■ **What this task involves**
In full and without changes, output the data.

■ **Available data**
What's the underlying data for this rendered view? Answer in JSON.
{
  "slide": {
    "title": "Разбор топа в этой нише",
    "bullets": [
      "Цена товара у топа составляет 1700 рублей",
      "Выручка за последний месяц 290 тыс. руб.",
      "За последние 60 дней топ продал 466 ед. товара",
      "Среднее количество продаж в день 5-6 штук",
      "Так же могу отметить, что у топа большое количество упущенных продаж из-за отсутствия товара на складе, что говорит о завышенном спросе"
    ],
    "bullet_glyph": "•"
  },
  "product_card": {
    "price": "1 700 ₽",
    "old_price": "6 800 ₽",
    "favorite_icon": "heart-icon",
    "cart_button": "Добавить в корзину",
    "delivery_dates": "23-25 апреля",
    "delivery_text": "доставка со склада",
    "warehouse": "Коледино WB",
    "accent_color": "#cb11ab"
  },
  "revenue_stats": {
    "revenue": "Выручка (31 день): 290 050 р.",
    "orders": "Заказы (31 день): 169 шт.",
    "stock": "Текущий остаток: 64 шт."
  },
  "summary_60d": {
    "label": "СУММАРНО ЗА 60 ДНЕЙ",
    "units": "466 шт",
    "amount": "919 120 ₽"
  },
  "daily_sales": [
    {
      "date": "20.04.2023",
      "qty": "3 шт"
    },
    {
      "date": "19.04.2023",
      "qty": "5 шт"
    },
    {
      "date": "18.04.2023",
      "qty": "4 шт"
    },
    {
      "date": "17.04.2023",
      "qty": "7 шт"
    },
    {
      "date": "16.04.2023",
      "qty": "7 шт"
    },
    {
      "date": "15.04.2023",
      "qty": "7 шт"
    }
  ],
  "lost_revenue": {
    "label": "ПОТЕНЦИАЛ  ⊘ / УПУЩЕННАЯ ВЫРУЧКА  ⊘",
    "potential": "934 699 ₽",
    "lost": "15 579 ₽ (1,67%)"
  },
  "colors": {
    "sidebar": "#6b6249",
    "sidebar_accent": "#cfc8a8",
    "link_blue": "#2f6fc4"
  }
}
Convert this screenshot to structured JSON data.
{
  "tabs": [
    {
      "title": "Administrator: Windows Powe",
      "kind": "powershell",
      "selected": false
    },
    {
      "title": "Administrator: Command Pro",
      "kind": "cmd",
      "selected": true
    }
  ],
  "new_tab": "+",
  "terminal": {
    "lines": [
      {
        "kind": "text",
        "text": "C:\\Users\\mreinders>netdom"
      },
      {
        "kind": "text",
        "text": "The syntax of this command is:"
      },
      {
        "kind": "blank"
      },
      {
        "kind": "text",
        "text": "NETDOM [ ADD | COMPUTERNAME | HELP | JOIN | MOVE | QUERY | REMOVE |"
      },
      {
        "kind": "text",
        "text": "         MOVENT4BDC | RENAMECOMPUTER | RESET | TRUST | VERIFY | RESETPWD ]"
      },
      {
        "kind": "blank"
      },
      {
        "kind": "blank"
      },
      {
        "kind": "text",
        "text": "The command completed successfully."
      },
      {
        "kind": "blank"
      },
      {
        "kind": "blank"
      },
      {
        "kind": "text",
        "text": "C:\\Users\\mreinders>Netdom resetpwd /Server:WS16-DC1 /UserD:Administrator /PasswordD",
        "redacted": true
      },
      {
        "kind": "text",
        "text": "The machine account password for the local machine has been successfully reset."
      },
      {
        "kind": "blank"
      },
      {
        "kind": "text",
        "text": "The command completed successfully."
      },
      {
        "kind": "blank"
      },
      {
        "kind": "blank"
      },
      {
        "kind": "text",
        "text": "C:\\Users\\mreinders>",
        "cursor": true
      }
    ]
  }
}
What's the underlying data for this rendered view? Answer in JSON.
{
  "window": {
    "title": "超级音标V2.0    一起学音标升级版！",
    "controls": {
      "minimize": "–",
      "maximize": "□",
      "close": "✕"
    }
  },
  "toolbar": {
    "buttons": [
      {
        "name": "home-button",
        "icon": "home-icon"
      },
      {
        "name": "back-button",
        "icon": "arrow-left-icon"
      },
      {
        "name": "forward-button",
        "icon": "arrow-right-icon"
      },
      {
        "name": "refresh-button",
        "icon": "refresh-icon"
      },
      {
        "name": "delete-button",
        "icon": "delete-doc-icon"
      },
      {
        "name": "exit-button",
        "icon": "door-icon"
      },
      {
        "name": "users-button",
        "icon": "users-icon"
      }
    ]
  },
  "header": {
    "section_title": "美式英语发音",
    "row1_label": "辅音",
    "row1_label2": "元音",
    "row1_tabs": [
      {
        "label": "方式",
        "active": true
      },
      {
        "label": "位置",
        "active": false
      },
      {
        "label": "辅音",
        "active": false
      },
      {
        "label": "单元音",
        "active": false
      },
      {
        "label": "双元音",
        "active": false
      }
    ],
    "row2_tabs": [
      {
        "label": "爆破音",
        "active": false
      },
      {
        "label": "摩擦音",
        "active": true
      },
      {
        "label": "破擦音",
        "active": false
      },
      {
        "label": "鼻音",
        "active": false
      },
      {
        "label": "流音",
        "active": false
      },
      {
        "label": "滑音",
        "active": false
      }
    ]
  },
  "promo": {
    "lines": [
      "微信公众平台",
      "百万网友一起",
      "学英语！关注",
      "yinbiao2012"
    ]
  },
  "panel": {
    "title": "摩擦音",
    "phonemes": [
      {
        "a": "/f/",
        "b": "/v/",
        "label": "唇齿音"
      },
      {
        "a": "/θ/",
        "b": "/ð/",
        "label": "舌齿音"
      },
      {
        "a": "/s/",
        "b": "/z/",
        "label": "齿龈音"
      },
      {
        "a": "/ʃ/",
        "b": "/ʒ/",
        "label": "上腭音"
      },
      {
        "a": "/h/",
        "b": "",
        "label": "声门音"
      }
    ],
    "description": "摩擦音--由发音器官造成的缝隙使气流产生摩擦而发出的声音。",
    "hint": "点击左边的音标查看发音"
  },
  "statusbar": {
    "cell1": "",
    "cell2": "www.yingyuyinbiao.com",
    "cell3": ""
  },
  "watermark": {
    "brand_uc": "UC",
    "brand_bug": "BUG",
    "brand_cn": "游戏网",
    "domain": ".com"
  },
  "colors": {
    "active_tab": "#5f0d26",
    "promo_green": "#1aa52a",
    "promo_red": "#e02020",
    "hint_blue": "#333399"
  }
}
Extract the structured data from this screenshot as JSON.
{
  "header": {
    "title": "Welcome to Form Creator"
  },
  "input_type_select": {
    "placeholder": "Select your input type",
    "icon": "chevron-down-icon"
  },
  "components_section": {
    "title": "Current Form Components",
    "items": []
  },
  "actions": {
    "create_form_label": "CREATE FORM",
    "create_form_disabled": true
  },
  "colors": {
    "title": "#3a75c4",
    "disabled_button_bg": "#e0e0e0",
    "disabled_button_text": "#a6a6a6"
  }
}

■ **Output**
What's the underlying data for this rendered view? Answer in JSON.
{
  "slide": {
    "title": "Разбор топа в этой нише",
    "bullets": [
      "Цена товара у топа составляет 1700 рублей",
      "Выручка за последний месяц 290 тыс. руб.",
      "За последние 60 дней топ продал 466 ед. товара",
      "Среднее количество продаж в день 5-6 штук",
      "Так же могу отметить, что у топа большое количество упущенных продаж из-за отсутствия товара на складе, что говорит о завышенном спросе"
    ],
    "bullet_glyph": "•"
  },
  "product_card": {
    "price": "1 700 ₽",
    "old_price": "6 800 ₽",
    "favorite_icon": "heart-icon",
    "cart_button": "Добавить в корзину",
    "delivery_dates": "23-25 апреля",
    "delivery_text": "доставка со склада",
    "warehouse": "Коледино WB",
    "accent_color": "#cb11ab"
  },
  "revenue_stats": {
    "revenue": "Выручка (31 день): 290 050 р.",
    "orders": "Заказы (31 день): 169 шт.",
    "stock": "Текущий остаток: 64 шт."
  },
  "summary_60d": {
    "label": "СУММАРНО ЗА 60 ДНЕЙ",
    "units": "466 шт",
    "amount": "919 120 ₽"
  },
  "daily_sales": [
    {
      "date": "20.04.2023",
      "qty": "3 шт"
    },
    {
      "date": "19.04.2023",
      "qty": "5 шт"
    },
    {
      "date": "18.04.2023",
      "qty": "4 шт"
    },
    {
      "date": "17.04.2023",
      "qty": "7 шт"
    },
    {
      "date": "16.04.2023",
      "qty": "7 шт"
    },
    {
      "date": "15.04.2023",
      "qty": "7 шт"
    }
  ],
  "lost_revenue": {
    "label": "ПОТЕНЦИАЛ  ⊘ / УПУЩЕННАЯ ВЫРУЧКА  ⊘",
    "potential": "934 699 ₽",
    "lost": "15 579 ₽ (1,67%)"
  },
  "colors": {
    "sidebar": "#6b6249",
    "sidebar_accent": "#cfc8a8",
    "link_blue": "#2f6fc4"
  }
}
Convert this screenshot to structured JSON data.
{
  "tabs": [
    {
      "title": "Administrator: Windows Powe",
      "kind": "powershell",
      "selected": false
    },
    {
      "title": "Administrator: Command Pro",
      "kind": "cmd",
      "selected": true
    }
  ],
  "new_tab": "+",
  "terminal": {
    "lines": [
      {
        "kind": "text",
        "text": "C:\\Users\\mreinders>netdom"
      },
      {
        "kind": "text",
        "text": "The syntax of this command is:"
      },
      {
        "kind": "blank"
      },
      {
        "kind": "text",
        "text": "NETDOM [ ADD | COMPUTERNAME | HELP | JOIN | MOVE | QUERY | REMOVE |"
      },
      {
        "kind": "text",
        "text": "         MOVENT4BDC | RENAMECOMPUTER | RESET | TRUST | VERIFY | RESETPWD ]"
      },
      {
        "kind": "blank"
      },
      {
        "kind": "blank"
      },
      {
        "kind": "text",
        "text": "The command completed successfully."
      },
      {
        "kind": "blank"
      },
      {
        "kind": "blank"
      },
      {
        "kind": "text",
        "text": "C:\\Users\\mreinders>Netdom resetpwd /Server:WS16-DC1 /UserD:Administrator /PasswordD",
        "redacted": true
      },
      {
        "kind": "text",
        "text": "The machine account password for the local machine has been successfully reset."
      },
      {
        "kind": "blank"
      },
      {
        "kind": "text",
        "text": "The command completed successfully."
      },
      {
        "kind": "blank"
      },
      {
        "kind": "blank"
      },
      {
        "kind": "text",
        "text": "C:\\Users\\mreinders>",
        "cursor": true
      }
    ]
  }
}
What's the underlying data for this rendered view? Answer in JSON.
{
  "window": {
    "title": "超级音标V2.0    一起学音标升级版！",
    "controls": {
      "minimize": "–",
      "maximize": "□",
      "close": "✕"
    }
  },
  "toolbar": {
    "buttons": [
      {
        "name": "home-button",
        "icon": "home-icon"
      },
      {
        "name": "back-button",
        "icon": "arrow-left-icon"
      },
      {
        "name": "forward-button",
        "icon": "arrow-right-icon"
      },
      {
        "name": "refresh-button",
        "icon": "refresh-icon"
      },
      {
        "name": "delete-button",
        "icon": "delete-doc-icon"
      },
      {
        "name": "exit-button",
        "icon": "door-icon"
      },
      {
        "name": "users-button",
        "icon": "users-icon"
      }
    ]
  },
  "header": {
    "section_title": "美式英语发音",
    "row1_label": "辅音",
    "row1_label2": "元音",
    "row1_tabs": [
      {
        "label": "方式",
        "active": true
      },
      {
        "label": "位置",
        "active": false
      },
      {
        "label": "辅音",
        "active": false
      },
      {
        "label": "单元音",
        "active": false
      },
      {
        "label": "双元音",
        "active": false
      }
    ],
    "row2_tabs": [
      {
        "label": "爆破音",
        "active": false
      },
      {
        "label": "摩擦音",
        "active": true
      },
      {
        "label": "破擦音",
        "active": false
      },
      {
        "label": "鼻音",
        "active": false
      },
      {
        "label": "流音",
        "active": false
      },
      {
        "label": "滑音",
        "active": false
      }
    ]
  },
  "promo": {
    "lines": [
      "微信公众平台",
      "百万网友一起",
      "学英语！关注",
      "yinbiao2012"
    ]
  },
  "panel": {
    "title": "摩擦音",
    "phonemes": [
      {
        "a": "/f/",
        "b": "/v/",
        "label": "唇齿音"
      },
      {
        "a": "/θ/",
        "b": "/ð/",
        "label": "舌齿音"
      },
      {
        "a": "/s/",
        "b": "/z/",
        "label": "齿龈音"
      },
      {
        "a": "/ʃ/",
        "b": "/ʒ/",
        "label": "上腭音"
      },
      {
        "a": "/h/",
        "b": "",
        "label": "声门音"
      }
    ],
    "description": "摩擦音--由发音器官造成的缝隙使气流产生摩擦而发出的声音。",
    "hint": "点击左边的音标查看发音"
  },
  "statusbar": {
    "cell1": "",
    "cell2": "www.yingyuyinbiao.com",
    "cell3": ""
  },
  "watermark": {
    "brand_uc": "UC",
    "brand_bug": "BUG",
    "brand_cn": "游戏网",
    "domain": ".com"
  },
  "colors": {
    "active_tab": "#5f0d26",
    "promo_green": "#1aa52a",
    "promo_red": "#e02020",
    "hint_blue": "#333399"
  }
}
Extract the structured data from this screenshot as JSON.
{
  "header": {
    "title": "Welcome to Form Creator"
  },
  "input_type_select": {
    "placeholder": "Select your input type",
    "icon": "chevron-down-icon"
  },
  "components_section": {
    "title": "Current Form Components",
    "items": []
  },
  "actions": {
    "create_form_label": "CREATE FORM",
    "create_form_disabled": true
  },
  "colors": {
    "title": "#3a75c4",
    "disabled_button_bg": "#e0e0e0",
    "disabled_button_text": "#a6a6a6"
  }
}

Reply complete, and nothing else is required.